    If we look at football, the best example I can think of regards football tactics. Consider the debate over whether last year's Inter Milan side or Baracelona side was greater. It's an open debate, rather than a shift to one side, so is more like the historical debate I mentioned above.

    ReplyDelete
  7. The "science" that I spend most of my day job dealing with is economics - methodologists cite Kuhn and other thinkers like Lakatos in order to try and explain why a free market orthodoxy has become dominant and replaced the Keynesian thought of the Sixties and Seventies. I am in agreement with dissenting economists in that the world should not be as simple as that and I would therefore regard economics as a humanities subject and not a proper science at all - hence, I'm pretty much in agreement with you.

    Kuper doesn't mention Kuhn of course but he does seem to regard the influence of Guus Hiddink in fostering a new regard for winning as being at the start of a sea change - although he spoils his argument a bit by explaining away the 1988 Euro win as anomalous in the previous era of glorious failure. It's a good piece but quite an easy one to pick holes in.

    ReplyDelete
  8. Economics is a social science isn't it? Social being the key word there! I know you end up with a Bsc in it, but it won't work in the same way as science as it doesn't verify its claims in the same way. Also, I seem to remember, during the economic crisis, old fashioned Keynesian economic policies were used (ie Brown propping up the banks etc). Might be wrong on that one though!

    The problem with Kuper's piece is that he's too dogmatic in his definition of the four periods of Dutch football. Because of this it seems as though what he's describing is a paradigm shift, when in fact it's not. That's why he sees 1988 as an anomaly. The change in Dutch football might be broadly set out in four periods, but the 1988 Euro win will have had an effect on the influence Gus Hiddink had rather than having been an isolated event.

    ReplyDelete
  9. You can get either a BA or BSc in Economics. You are quite right: the debate as to whether economics is a science or not is at the core of the discipline - but like you, I would argue it isn't because its basic concepts are not truly measurable and it is not subject to laws in the same way that physics is.

    Kuper also suggests that the actually pretty miserable hiding the Dutch received from Russia in Euro 2008 was a "glorious failure" as well as positing the frankly ridiculous idea that Marc van Bommel could be part of a more "moral" Dutch midfield - De Jong may have provided the physical crimes in that World Cup Final but van Bommel was just as much the panto villain on the day. Still a fascinating piece though.
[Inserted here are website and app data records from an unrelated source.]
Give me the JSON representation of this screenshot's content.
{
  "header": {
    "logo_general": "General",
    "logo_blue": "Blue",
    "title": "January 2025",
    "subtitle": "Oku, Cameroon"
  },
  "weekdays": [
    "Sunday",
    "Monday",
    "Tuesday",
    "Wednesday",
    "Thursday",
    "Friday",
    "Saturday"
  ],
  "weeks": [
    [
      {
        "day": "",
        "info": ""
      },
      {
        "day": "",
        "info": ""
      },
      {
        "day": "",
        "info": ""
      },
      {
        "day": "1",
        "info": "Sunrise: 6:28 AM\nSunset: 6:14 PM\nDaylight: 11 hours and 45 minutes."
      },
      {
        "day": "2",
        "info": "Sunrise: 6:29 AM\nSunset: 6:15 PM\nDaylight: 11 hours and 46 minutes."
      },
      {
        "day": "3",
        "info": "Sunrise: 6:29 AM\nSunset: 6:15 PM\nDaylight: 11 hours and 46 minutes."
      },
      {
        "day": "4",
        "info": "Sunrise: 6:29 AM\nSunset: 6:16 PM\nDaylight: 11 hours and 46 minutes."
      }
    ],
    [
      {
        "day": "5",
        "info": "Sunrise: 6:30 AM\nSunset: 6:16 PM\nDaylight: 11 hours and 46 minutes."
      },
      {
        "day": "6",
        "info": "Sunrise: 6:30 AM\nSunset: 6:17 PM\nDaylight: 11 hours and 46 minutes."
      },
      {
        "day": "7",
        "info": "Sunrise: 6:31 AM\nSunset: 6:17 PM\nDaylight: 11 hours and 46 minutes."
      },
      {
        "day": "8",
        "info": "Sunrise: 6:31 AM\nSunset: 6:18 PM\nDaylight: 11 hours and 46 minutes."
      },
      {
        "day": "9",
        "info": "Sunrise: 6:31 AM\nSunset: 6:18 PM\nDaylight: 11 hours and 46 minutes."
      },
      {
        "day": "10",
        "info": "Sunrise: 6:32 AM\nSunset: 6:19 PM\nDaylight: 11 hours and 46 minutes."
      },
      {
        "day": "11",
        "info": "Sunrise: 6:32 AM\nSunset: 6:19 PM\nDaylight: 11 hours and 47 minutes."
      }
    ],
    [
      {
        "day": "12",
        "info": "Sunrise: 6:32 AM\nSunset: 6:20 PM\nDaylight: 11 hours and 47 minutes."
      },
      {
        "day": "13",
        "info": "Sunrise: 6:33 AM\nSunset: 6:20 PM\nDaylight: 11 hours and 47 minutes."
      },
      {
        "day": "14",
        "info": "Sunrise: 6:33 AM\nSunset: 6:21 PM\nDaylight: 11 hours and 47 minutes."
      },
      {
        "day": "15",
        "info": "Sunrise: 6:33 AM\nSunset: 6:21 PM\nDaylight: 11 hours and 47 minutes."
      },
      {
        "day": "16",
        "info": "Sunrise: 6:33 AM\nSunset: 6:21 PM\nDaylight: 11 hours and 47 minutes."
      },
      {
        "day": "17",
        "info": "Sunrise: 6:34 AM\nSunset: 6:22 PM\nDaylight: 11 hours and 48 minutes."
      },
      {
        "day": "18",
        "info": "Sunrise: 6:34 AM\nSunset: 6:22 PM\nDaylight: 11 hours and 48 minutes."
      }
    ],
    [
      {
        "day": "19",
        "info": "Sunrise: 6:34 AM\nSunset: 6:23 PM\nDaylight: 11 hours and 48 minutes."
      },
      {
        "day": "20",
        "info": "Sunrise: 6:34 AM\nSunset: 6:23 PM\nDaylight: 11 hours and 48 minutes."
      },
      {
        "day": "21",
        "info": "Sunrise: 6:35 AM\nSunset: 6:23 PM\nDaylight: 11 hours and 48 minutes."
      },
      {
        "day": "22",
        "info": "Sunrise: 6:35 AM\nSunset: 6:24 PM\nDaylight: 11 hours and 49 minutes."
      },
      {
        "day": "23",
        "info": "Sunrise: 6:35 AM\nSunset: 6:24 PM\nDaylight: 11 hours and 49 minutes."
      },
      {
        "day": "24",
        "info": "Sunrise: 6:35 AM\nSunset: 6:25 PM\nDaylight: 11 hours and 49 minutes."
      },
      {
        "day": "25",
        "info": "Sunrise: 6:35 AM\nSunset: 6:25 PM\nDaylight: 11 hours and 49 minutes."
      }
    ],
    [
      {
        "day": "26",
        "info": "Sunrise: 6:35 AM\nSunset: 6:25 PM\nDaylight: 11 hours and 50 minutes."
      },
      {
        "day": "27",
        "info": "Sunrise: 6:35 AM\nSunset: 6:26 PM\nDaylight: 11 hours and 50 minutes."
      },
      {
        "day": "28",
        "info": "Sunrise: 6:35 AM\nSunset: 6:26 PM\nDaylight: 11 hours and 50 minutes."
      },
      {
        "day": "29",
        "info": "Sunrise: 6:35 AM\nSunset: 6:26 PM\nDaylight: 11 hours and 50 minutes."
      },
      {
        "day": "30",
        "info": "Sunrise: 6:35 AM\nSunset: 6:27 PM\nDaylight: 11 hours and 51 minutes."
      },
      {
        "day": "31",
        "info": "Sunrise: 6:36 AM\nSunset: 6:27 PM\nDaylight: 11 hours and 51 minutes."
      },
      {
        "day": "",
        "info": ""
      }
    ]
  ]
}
    ReplyDelete
  10. I agree with both your points there!

    ReplyDelete